“Life has no meaning. Jesus gives our life meaning, we must accept him to give meaning to our life. It futile to ask about the meaning of life when you are the answer.”
― Rob Geis
Creationism and the study of evolution has been a controversial debate for decades now, leaving many people on one side or the other. Creationism argues that faith should take precedent over science, basing its beliefs on one book for guidance, the Bible. God created the earth and everything on it, taking six days. Evolutionists believe that the earth is much older than the Bible describes, and that plants, animals, and humans are a result of a natural progression called evolution. There were no common ancestors (Adam and Eve) from whom we came; it was a natural selection process, stemming from inorganic compounds and nature. For many people in the scientific world, it is hard to take a final stance on this issue since there is evidence of evolution, but that is where faith in God and what God has done comes into effect. According to a great medieval philosopher, Moses Maimonides, “conflicts between science and the Bible arise from either a lack of scientific knowledge or a defective understanding of the Bible”(Schroeder, 3). This paper will reveal some topics that these two groups debate about, along with their viewpoints.
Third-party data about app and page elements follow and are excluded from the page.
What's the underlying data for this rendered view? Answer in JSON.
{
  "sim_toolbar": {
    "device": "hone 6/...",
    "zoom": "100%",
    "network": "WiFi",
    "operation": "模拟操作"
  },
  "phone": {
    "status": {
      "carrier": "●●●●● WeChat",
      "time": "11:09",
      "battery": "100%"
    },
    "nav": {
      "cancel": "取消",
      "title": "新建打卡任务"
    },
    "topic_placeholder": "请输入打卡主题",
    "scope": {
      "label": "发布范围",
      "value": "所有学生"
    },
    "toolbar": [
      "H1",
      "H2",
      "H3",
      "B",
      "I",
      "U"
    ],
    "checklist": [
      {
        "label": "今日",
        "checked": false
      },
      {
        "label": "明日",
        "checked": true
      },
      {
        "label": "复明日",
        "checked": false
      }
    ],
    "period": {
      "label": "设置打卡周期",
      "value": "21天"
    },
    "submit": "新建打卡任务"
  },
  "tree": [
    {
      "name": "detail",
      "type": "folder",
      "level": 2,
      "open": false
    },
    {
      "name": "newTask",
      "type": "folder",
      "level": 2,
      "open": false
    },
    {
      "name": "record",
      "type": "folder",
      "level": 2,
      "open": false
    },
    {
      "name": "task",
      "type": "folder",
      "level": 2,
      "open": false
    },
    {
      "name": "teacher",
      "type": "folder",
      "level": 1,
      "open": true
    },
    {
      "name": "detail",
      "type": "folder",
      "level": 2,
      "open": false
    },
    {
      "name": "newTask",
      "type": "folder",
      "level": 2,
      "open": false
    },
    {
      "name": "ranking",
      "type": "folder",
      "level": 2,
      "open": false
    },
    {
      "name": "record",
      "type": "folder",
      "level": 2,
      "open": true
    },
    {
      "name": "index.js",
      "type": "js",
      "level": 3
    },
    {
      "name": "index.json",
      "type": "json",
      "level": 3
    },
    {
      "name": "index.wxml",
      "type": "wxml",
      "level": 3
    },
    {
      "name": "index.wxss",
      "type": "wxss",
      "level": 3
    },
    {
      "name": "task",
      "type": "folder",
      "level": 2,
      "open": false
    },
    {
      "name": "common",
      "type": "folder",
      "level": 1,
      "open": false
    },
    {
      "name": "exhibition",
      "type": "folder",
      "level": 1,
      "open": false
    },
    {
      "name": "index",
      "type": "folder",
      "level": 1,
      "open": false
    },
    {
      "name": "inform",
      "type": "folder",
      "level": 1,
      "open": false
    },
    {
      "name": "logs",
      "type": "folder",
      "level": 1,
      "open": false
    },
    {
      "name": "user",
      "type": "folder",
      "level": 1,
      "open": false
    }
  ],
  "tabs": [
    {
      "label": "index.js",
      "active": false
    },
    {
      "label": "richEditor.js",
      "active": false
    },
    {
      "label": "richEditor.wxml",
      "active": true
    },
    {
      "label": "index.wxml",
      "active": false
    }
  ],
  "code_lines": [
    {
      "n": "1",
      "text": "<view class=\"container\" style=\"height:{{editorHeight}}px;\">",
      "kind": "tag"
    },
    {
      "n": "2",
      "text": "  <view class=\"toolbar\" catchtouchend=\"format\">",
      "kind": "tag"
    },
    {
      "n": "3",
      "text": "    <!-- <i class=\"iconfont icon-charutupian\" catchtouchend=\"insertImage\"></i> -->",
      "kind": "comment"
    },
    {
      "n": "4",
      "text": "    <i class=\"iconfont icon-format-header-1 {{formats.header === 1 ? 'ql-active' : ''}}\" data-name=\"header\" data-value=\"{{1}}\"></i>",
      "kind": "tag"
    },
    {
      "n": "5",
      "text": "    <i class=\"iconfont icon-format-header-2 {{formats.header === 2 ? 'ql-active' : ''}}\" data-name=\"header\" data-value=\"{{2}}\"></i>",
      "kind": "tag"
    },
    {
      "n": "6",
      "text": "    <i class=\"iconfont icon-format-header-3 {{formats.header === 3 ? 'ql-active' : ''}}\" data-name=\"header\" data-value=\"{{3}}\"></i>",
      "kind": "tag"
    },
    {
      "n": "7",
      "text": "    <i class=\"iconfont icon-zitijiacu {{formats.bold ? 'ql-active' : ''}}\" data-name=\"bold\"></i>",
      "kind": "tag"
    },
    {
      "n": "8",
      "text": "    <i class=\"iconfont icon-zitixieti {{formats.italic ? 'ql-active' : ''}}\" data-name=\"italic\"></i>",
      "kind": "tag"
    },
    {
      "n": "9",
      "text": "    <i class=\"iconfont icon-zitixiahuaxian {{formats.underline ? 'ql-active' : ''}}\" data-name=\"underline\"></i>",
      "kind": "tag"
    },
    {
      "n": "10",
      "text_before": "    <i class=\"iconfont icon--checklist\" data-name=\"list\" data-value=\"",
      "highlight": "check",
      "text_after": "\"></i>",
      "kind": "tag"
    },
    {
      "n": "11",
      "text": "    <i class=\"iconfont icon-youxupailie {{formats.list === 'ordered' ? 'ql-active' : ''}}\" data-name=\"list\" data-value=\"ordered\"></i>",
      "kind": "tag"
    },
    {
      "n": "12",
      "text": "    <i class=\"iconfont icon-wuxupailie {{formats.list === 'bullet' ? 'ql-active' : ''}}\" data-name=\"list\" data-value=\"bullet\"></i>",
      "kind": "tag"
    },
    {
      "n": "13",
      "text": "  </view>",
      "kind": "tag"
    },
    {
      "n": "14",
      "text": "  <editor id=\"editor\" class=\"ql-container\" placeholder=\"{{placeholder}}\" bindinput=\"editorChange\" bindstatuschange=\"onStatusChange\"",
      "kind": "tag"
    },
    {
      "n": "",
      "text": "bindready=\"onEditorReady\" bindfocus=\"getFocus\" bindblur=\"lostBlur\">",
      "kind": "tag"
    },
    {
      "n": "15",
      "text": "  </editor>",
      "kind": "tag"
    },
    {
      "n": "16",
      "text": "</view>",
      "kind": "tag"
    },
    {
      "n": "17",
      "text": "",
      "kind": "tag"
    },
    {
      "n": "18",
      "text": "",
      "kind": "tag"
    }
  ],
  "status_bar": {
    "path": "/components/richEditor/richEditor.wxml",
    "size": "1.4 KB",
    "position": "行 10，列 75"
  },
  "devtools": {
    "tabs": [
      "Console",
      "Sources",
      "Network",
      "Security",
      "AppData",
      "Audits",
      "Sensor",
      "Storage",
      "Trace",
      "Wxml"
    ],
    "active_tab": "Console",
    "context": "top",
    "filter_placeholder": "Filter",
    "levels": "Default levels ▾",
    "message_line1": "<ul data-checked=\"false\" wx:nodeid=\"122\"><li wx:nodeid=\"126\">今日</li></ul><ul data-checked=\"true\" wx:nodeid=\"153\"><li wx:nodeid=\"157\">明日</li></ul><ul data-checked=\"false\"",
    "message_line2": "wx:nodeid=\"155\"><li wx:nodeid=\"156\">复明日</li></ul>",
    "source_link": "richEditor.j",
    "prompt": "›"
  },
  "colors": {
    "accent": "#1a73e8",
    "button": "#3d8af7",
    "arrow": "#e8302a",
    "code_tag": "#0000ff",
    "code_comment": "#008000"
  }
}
The beginning of the earth, along with the birth of humans is one of the biggest and most contentious issues among creationists and evolutionists. Scientific theory holds the opinion that the universe is eternal, while the Bible states that there is a beginning. It has been proven that there was an official beginning; the question that arises is when that exact beginning took place, a time where there was neither time nor space nor matter. Christianity uses the Old Testament to describe the beginning of life. In the span of six days, God created the heavens, the earth, the sun, moon, water, animals, and ended with the finalé of human beings. Other major events such as Noah’s flood occurred along the lifespan of the earth, accounting for the distribution of fossils and the formation of the earth’s layers. St. Augustine of Hippo (who was raised a Christian and later became a member of the Manicheans) believed that the Old Testament was nonsense. He “believed therefore that organic forms were potentially in a kind of seed-form, and realized actually when the conditions were right- when the seas appeared for instance”(Ruse, 51). Augustine believed that God created everything in one move: conception, wish, and creation were all at the same time. This thinking was also a belief held by Galileo later on in history.
Evolution is defined as “the development by natural causes of all organisms, those today and those yesterday, from other forms probably ultimately much simpler and originally perhaps from non-living substances”(Ruse, 12). According to evolutionists, the earth began approximately 4.5 billion...